If you’ve heard of bitcoin, then you’re peripherally familiar with blockchain. Blockchain is a distributed database technology that creates a public ledger of every transaction within the system – perfect for cryptocurrencies that lack a central issuing bank. The foundational technology has also gained the interest of creative industries that believe in the power and…
The Verge published a piece about This is Not Porn, a website run by a Swedish designer Patrik Karlsson that features historical photos of celebrities in non-celebrity contexts. What started as a personal blog has grown over the past 7 years into a website with a social media presence on Twitter (28k followers) – successful…
The intellectual property rights on photographs are protected in different jurisdictions by the laws governing copyright and moral rights. In some cases photography may be restricted by civil or criminal law. Publishing certain photographs can be restricted by privacy or other laws. Photography of certain subject matter can be generally restricted in the interests of public morality and the protection of children.
Copyright is a legal right created by the law of a country that grants the creator of an original work exclusive rights for its use and distribution. This is usually only for a limited time. The exclusive rights are not absolute but limited by limitations and exceptions to copyright law, including fair use.
“This was a huge win for artists, photographer, and creators,” White said in the statement. “These photograph were the result of countless hours of time, attention, planning and preparation.”
Is it copyright infringement if someone embeds your tweeted photo into a news article? One UK photographer says “yes,” and he’s taking news company Sky News to court over it in a case photographers should be watching closely.
If you’re posting your images online with any sort of regularity, they’re probably being stolen from time to time—it’s an unfortunate reality of the digital age. And so, photographer Anthony Morganti decided to create this video and share 3 basic ways to search for and find your stolen photos online.
Photo trade groups are applauding the House vote on H.R. 1695. ASMP praised the vote on its web site, and has said in the past that the bill would “help ensure that the Register of Copyrights has the voice and resources needed to implement policy, manage its operations, and organize its information technology in a way that brings the Copyright Office into the 21st century.”
“This complaint is to seek redress against [Goldstein and his company, Vivian Maier Prints Inc.] for their large-scale copyright infringement operations and deceptive acts that have misappropriate the Estate’s copyrighted works, trademark, and intellectual property,” the estate says in its filing.
I’m talking about money or something of real value. Exposure is worthless. Remember, you can’t buy food with exposure and you can’t save your exposure to buy a house.
Google is about to help sell the content of images found in Google Image Search without sharing a penny with anyone. Here is how it works:

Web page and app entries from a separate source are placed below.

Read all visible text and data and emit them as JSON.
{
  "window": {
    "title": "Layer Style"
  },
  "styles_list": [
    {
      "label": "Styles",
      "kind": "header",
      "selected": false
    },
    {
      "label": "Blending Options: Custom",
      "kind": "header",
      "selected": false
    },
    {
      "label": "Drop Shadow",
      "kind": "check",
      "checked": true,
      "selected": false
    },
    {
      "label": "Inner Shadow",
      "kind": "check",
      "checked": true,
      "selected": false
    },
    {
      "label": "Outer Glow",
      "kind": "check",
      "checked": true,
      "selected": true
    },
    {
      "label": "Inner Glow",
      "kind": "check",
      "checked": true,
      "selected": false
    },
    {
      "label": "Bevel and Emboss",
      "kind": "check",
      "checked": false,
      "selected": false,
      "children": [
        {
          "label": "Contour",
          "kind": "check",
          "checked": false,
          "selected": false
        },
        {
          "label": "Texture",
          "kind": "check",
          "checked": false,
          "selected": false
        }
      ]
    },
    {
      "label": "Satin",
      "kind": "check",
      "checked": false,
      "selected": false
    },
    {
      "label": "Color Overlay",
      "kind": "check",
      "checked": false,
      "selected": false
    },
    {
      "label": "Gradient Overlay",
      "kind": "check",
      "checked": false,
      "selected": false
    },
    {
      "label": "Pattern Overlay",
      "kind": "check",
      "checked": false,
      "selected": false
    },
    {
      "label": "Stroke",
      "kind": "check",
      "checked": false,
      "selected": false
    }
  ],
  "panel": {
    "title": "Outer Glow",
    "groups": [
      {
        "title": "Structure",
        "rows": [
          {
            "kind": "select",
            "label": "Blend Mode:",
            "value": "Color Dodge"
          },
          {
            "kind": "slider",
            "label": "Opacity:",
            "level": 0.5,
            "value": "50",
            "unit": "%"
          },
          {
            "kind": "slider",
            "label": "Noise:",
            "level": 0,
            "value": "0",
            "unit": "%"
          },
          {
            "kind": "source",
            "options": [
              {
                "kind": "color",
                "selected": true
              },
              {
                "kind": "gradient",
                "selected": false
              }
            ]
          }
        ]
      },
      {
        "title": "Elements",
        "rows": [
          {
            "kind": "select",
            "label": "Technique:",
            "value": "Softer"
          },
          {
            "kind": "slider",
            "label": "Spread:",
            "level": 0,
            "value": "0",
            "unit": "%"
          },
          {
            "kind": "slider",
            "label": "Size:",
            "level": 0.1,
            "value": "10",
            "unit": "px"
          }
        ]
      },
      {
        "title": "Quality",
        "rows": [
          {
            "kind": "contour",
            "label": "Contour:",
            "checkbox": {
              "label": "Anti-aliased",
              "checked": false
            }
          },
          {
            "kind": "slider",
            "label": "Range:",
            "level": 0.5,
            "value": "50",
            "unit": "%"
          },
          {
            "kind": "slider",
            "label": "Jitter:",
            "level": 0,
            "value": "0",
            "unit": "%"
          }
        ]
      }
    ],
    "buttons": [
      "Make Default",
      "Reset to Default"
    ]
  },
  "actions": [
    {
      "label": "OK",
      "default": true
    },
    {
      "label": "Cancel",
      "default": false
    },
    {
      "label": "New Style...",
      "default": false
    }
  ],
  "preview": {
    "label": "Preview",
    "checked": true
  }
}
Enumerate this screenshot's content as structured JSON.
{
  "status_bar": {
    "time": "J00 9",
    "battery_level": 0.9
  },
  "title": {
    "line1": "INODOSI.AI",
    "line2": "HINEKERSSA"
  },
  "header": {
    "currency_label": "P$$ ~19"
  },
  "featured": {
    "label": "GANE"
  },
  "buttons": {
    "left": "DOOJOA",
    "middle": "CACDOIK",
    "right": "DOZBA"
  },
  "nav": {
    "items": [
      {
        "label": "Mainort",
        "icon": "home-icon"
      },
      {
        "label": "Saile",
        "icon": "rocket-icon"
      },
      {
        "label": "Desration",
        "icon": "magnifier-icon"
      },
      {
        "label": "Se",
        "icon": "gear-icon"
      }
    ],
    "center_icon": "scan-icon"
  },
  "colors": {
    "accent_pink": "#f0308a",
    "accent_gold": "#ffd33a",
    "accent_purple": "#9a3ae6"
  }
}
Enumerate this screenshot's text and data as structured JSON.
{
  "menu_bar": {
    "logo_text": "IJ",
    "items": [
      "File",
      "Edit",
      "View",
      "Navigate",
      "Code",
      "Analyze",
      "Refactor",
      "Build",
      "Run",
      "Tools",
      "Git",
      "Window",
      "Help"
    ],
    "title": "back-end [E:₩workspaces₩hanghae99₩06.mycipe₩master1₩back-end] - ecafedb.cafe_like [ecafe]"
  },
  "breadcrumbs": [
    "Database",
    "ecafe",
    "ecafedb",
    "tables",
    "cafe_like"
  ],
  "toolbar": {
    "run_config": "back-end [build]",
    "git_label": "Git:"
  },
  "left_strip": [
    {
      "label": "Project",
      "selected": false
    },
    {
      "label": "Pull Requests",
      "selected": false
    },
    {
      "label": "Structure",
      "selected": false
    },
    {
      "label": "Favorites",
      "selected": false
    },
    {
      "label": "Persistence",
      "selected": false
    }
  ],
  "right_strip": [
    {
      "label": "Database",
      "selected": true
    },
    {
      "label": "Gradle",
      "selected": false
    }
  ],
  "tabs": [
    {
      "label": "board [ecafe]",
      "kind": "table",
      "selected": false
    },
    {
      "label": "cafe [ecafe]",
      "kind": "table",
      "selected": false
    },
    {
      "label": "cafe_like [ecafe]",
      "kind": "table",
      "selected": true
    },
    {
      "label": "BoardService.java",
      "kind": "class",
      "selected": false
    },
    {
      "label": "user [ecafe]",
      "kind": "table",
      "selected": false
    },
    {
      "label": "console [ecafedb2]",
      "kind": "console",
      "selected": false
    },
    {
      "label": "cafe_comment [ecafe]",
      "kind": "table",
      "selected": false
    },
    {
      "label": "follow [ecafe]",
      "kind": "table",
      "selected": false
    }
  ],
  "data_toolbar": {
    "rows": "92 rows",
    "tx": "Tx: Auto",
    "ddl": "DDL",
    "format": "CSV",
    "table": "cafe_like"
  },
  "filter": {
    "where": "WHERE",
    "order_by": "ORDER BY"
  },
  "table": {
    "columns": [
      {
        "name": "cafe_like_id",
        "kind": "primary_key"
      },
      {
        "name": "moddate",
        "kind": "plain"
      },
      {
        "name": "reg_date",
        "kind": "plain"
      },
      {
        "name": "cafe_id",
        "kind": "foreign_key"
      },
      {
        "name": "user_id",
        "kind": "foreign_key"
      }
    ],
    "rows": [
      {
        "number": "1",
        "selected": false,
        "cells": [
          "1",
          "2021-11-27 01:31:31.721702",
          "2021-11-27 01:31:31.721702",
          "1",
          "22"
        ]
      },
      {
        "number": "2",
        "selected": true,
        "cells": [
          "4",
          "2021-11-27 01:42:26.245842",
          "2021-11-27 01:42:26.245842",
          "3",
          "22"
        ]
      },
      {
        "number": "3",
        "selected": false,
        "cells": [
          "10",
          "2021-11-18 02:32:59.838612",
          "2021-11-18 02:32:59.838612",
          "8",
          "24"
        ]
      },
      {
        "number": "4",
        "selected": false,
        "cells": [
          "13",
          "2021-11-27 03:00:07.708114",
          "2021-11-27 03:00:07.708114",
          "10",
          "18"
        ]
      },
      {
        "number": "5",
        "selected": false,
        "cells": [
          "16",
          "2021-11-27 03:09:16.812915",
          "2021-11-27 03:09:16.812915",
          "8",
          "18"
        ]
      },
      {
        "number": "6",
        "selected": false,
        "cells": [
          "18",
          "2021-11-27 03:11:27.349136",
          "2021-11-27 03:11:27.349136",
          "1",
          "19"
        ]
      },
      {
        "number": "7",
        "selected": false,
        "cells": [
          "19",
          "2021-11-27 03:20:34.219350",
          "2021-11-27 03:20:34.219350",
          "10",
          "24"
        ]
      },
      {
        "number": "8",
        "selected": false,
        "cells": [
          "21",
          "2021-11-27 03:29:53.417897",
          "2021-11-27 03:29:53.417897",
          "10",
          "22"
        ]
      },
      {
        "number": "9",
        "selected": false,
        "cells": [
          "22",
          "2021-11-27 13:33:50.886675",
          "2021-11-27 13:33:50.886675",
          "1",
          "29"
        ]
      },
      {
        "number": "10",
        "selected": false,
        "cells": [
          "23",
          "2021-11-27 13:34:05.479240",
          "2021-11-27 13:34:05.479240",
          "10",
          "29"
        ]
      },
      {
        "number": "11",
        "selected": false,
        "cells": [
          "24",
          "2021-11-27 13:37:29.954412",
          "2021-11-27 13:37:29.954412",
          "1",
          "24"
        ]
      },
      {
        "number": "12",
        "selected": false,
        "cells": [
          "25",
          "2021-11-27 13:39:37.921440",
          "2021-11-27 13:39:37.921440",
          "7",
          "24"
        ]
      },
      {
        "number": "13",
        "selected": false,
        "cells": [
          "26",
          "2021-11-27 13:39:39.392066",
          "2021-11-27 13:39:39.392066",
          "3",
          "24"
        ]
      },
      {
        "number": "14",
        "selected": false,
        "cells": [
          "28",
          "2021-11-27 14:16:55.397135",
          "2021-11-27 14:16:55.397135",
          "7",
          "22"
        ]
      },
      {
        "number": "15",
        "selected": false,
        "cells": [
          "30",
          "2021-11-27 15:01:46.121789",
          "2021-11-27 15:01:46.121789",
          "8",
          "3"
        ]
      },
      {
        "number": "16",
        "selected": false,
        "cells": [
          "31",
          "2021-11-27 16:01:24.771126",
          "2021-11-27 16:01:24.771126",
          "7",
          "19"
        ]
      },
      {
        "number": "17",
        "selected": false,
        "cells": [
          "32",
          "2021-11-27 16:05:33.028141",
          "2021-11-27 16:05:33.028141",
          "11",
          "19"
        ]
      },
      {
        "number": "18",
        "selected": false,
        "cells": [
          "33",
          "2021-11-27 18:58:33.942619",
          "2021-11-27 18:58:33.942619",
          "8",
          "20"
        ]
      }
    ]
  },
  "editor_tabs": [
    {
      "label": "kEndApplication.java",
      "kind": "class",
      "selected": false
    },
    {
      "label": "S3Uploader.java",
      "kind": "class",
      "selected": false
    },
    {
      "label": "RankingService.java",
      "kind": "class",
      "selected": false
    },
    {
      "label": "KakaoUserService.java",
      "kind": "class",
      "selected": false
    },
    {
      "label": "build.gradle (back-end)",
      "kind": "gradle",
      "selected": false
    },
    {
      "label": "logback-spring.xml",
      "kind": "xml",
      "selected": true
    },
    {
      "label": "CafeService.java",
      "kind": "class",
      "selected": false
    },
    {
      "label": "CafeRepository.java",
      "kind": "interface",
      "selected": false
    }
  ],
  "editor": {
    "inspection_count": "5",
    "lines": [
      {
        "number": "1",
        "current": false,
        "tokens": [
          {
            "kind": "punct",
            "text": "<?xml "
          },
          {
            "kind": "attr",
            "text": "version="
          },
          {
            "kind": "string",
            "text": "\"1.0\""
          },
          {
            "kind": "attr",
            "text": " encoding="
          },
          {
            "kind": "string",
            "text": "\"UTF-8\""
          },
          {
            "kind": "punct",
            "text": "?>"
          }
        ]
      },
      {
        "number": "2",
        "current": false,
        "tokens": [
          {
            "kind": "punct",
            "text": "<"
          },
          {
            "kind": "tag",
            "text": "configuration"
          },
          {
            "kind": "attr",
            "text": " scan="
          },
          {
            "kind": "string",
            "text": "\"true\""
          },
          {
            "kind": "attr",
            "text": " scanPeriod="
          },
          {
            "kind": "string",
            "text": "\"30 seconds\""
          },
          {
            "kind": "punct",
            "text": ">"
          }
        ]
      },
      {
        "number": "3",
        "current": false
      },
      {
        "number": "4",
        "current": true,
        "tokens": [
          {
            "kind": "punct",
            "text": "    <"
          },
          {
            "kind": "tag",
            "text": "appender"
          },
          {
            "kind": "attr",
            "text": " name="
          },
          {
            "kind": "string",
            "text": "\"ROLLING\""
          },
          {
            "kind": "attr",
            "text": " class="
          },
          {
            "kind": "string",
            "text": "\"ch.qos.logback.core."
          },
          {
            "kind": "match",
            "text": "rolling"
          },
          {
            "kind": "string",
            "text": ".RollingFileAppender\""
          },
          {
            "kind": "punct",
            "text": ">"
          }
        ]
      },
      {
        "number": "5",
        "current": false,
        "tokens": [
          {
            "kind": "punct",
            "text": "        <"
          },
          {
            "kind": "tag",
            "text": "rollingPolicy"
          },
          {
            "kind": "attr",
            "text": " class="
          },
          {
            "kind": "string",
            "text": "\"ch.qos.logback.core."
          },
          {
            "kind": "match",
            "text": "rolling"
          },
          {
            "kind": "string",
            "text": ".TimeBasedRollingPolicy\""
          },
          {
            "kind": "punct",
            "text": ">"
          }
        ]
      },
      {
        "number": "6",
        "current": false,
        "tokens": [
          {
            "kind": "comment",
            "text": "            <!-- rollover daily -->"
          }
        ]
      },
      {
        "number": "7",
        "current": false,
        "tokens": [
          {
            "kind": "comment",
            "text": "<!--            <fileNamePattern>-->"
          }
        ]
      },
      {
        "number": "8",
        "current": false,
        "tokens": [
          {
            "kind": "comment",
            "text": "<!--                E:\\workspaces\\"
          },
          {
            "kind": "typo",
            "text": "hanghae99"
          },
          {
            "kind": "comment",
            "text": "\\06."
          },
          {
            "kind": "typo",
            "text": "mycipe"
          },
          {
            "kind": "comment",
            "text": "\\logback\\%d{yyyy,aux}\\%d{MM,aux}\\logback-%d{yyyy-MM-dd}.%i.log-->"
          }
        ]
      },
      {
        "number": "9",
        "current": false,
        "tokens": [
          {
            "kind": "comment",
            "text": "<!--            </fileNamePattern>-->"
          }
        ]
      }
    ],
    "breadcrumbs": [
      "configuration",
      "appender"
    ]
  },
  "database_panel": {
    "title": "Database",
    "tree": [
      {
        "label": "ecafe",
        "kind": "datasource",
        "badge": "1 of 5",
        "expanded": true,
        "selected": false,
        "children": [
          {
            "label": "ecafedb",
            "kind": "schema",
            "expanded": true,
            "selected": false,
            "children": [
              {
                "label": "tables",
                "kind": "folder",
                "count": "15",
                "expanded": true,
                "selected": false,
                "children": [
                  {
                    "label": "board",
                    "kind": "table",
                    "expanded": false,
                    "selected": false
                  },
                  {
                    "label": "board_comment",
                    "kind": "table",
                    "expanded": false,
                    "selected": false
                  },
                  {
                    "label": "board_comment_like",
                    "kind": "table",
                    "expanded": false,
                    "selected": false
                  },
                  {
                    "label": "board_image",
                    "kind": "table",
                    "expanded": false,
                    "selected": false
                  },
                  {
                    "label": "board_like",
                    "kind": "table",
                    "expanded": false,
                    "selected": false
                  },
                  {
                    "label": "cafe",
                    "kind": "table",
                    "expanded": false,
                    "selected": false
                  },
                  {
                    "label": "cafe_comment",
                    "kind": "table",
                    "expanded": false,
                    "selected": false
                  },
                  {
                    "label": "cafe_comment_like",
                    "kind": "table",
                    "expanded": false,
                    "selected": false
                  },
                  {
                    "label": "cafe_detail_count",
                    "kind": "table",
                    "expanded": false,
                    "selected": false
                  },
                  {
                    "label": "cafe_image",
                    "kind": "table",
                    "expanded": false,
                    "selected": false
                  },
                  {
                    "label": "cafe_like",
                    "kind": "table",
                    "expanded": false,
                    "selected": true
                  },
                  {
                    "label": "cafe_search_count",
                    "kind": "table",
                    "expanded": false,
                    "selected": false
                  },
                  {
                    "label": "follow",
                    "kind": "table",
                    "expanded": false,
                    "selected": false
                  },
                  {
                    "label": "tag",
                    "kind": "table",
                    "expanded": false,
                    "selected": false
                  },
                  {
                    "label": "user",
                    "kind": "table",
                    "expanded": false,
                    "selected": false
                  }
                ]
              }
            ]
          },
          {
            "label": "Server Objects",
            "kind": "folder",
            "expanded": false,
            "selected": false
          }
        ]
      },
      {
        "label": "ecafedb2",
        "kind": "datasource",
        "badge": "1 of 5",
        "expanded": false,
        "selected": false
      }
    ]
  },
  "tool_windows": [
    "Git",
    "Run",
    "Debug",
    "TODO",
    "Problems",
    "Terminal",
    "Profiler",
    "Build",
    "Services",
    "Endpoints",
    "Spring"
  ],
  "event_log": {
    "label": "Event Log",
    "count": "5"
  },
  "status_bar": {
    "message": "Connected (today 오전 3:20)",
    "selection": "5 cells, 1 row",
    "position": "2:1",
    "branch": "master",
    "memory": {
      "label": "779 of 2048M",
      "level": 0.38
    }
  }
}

Liebowitz believes that a judge evaluating the latest lawsuit will consider previous cases of infringement by the defendant. “As a result of the second infringement, the damages should be significantly higher,” he says.
Bauret’s family sued Koons over a 1988 sculpture (shown at right) titled Naked, which closely copied a 1975 photograph by Bauret titled Enfants. The black-and-white photograph depicts two naked children holding hands. The Koons sculpture depicts two naked children with body positions and haircuts that are nearly identical to those in the photograph.
The copyright office is considering whether or not it’s necessary to strengthen protection of these rights
One father who live-streamed his partner’s labour on Facebook last May, has found out the hard way: he saw the birth of his son replayed on Good Morning America and numerous other media outlets.
This week, he lost a high-profile court battle against the broadcasters
This infographic looks at what legalities are involved in image manipulation, focusing on US laws whilst also taking a look at UK laws and other factors from around the world. It’ll discuss what aspects can be involved in image manipulation and how the laws are interpreted by different people. At the end, we’ll also take a look at some case examples, delving into how the law has or hasn’t favoured manipulated images.
Here are some of the interesting stats: 64% of photographers experienced image theft this past year, 50% of the thieves were bloggers and social media users, and 84% of photographers never register their photos with the U.S. Copyright Office.
This means Instagram can give this license to anyone they want. Getting nervous yet?